◆ Aim of the exercise:
What lines in the material hold the string "amount"? Copy out each of them.

◆ The records:
<<<<

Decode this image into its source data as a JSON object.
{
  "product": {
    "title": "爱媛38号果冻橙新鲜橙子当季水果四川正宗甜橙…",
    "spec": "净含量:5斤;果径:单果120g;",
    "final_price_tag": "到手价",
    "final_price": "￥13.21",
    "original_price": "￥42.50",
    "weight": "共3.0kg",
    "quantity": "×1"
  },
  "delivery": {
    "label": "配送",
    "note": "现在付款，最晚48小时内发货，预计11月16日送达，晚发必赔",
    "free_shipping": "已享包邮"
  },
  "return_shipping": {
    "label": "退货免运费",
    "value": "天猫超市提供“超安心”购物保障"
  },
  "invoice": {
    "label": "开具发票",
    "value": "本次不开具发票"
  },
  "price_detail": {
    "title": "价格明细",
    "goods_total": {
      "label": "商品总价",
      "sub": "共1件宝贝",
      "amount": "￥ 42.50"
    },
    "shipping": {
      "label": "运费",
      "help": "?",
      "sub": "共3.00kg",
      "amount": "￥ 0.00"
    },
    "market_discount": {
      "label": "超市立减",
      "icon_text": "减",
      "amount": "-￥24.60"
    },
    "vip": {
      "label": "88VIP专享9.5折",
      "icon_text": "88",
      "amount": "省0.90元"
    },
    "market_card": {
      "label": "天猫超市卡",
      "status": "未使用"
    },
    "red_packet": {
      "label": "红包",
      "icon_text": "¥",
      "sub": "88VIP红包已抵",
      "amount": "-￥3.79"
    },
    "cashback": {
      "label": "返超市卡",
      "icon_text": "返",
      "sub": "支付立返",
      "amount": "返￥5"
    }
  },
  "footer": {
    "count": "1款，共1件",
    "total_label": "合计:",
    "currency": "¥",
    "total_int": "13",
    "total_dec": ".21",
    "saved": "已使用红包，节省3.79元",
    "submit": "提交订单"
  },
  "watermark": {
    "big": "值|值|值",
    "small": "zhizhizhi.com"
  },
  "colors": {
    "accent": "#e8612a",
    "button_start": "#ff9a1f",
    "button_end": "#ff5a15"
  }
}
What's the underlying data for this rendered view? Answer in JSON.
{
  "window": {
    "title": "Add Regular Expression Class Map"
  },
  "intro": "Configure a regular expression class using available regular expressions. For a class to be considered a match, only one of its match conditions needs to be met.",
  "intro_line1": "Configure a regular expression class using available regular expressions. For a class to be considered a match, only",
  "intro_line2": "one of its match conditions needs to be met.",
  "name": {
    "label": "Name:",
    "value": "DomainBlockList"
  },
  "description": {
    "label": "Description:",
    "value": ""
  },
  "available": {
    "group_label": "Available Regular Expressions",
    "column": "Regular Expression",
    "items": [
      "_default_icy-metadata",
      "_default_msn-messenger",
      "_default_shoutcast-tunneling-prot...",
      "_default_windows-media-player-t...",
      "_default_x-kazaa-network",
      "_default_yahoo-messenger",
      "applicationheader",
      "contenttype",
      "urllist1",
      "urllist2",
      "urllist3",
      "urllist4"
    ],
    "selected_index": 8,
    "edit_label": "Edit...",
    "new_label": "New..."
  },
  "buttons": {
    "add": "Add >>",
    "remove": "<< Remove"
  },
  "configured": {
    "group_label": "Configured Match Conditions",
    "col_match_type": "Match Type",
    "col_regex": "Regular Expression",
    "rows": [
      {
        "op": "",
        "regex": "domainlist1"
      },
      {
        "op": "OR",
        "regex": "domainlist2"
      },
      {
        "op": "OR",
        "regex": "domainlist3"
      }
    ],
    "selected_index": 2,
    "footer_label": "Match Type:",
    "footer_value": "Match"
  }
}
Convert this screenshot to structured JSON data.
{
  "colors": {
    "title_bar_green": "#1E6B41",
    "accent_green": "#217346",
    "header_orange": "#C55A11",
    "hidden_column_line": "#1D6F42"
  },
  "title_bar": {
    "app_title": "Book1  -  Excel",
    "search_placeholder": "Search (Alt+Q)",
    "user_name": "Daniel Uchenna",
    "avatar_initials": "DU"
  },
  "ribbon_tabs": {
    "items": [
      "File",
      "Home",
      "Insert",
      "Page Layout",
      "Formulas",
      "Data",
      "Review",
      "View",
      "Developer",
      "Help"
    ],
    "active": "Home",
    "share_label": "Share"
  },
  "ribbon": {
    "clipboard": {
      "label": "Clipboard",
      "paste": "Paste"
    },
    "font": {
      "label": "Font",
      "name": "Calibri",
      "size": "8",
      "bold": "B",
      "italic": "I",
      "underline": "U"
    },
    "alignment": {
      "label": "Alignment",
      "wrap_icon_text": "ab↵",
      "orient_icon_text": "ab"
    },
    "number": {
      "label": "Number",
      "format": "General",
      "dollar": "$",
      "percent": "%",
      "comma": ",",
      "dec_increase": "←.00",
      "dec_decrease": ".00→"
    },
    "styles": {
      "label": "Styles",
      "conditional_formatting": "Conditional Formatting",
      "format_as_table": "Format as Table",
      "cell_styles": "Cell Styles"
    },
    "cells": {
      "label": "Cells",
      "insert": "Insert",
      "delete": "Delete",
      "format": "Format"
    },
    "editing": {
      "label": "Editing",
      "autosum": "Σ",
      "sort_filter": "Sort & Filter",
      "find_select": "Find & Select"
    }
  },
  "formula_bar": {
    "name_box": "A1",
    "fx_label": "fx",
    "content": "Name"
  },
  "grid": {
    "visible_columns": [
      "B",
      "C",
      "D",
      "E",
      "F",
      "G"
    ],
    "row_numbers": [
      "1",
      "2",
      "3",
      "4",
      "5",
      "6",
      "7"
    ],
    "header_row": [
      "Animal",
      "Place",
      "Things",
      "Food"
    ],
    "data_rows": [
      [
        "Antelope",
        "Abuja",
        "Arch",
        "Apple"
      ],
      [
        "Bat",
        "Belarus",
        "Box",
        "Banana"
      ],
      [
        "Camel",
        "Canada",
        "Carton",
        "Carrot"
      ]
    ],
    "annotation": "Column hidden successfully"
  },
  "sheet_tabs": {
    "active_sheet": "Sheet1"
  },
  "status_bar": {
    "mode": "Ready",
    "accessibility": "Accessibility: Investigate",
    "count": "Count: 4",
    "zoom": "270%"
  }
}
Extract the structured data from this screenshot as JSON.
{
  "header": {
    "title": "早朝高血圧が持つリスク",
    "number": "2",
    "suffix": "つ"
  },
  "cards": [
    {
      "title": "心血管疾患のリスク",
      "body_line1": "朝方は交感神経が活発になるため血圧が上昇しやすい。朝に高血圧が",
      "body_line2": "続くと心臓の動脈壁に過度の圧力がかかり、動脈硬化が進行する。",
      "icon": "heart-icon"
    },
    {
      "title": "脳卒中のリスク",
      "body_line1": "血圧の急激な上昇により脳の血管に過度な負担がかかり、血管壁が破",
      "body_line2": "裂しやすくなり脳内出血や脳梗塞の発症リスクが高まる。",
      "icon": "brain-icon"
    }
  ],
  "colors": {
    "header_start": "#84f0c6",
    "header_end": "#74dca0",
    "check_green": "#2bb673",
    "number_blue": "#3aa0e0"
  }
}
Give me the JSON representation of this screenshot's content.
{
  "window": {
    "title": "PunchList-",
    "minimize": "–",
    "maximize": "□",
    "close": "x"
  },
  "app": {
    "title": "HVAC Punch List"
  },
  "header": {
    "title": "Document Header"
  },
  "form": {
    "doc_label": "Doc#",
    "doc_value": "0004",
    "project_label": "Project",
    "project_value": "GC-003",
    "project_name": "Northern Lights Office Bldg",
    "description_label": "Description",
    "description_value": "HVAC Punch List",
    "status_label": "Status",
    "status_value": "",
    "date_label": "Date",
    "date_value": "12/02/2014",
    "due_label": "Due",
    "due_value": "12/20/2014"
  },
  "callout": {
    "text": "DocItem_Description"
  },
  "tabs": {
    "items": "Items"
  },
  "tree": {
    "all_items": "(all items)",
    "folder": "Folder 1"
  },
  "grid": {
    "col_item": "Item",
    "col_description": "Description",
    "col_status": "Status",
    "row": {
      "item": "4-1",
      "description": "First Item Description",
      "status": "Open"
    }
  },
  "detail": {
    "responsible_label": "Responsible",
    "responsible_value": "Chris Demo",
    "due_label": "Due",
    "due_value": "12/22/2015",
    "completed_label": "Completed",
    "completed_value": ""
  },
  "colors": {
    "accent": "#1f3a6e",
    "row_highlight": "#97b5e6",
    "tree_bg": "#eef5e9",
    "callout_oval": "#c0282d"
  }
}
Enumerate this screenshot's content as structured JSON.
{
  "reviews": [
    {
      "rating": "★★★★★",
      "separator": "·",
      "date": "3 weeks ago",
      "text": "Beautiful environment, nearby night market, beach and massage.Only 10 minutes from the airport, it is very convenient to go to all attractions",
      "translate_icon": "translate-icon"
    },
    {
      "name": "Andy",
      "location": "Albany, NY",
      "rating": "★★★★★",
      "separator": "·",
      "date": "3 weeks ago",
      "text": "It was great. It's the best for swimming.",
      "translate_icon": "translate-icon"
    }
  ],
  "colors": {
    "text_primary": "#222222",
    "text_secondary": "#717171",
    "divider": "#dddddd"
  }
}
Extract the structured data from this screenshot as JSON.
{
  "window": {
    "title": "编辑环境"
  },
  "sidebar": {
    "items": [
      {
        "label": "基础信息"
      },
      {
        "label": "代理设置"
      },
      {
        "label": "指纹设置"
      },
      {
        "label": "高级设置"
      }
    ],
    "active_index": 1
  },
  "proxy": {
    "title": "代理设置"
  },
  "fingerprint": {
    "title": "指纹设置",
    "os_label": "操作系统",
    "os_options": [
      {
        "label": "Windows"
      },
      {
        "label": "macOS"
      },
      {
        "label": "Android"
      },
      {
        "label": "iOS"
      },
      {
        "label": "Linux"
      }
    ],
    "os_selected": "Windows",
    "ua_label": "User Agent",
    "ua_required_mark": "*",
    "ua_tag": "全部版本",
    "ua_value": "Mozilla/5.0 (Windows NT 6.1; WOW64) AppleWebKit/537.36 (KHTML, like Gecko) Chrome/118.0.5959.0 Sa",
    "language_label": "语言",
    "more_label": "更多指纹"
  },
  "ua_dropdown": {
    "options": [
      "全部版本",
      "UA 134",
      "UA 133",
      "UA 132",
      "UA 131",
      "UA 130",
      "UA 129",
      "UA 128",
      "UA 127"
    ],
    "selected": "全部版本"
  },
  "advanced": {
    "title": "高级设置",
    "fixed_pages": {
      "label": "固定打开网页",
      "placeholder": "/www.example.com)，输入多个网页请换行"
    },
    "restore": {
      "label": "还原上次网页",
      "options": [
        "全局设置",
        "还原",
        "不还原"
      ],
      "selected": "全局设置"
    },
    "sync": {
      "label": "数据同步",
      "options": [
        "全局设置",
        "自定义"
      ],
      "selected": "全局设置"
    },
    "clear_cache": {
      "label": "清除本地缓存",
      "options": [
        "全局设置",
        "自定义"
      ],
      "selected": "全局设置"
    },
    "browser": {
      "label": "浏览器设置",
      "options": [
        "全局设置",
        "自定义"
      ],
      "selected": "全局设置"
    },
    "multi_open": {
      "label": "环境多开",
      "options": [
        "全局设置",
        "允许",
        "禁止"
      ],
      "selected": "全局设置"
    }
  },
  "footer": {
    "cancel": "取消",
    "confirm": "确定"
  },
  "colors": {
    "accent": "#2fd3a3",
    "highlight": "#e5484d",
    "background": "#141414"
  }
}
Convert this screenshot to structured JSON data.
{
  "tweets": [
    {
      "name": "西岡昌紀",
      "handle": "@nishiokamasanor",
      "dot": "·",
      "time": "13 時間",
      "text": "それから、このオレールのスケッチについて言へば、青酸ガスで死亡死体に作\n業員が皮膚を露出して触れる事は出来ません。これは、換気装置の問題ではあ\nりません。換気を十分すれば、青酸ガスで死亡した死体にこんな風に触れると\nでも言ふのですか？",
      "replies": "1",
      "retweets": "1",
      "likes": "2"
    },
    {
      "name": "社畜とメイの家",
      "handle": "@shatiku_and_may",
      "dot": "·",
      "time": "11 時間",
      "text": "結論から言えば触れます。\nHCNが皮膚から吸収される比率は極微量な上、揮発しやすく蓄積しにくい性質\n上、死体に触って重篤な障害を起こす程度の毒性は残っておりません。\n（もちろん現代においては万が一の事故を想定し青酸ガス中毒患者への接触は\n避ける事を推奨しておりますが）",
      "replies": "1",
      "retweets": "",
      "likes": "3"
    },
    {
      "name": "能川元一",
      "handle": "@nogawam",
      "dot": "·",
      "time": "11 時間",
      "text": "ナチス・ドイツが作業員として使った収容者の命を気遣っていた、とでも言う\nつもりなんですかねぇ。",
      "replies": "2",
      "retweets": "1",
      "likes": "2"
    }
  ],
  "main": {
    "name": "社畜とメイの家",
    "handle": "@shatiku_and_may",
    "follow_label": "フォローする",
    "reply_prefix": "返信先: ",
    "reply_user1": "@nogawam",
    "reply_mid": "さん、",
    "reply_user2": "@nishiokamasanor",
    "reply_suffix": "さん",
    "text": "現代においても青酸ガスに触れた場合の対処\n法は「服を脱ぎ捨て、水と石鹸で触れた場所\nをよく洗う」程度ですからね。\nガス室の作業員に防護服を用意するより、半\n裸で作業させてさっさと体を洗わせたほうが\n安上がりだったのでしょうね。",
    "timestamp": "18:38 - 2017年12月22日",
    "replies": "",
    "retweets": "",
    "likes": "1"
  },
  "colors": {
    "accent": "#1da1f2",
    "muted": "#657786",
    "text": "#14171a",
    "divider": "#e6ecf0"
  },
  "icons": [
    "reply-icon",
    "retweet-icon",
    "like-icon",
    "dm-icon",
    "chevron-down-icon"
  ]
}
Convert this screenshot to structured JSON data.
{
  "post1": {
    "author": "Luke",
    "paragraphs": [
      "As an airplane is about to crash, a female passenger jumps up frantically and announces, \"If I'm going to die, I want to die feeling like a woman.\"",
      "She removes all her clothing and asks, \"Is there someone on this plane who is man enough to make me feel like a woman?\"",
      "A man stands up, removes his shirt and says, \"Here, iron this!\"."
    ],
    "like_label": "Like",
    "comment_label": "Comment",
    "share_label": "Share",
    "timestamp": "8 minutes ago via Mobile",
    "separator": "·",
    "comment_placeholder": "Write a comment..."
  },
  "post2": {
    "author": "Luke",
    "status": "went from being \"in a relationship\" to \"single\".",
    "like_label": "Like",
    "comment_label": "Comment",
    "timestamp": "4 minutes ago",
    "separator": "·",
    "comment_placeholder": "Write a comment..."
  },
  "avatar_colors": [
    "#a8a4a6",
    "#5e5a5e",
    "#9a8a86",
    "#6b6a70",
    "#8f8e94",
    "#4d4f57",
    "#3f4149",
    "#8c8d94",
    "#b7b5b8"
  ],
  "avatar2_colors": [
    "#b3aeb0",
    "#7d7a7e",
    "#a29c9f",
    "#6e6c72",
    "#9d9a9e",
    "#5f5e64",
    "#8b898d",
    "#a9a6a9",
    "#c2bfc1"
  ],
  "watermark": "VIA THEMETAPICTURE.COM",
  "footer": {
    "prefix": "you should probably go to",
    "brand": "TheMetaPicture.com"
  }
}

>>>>

◆ The answer:
      "amount": "￥ 42.50"
      "amount": "￥ 0.00"
      "amount": "-￥24.60"
      "amount": "省0.90元"
      "amount": "-￥3.79"
      "amount": "返￥5"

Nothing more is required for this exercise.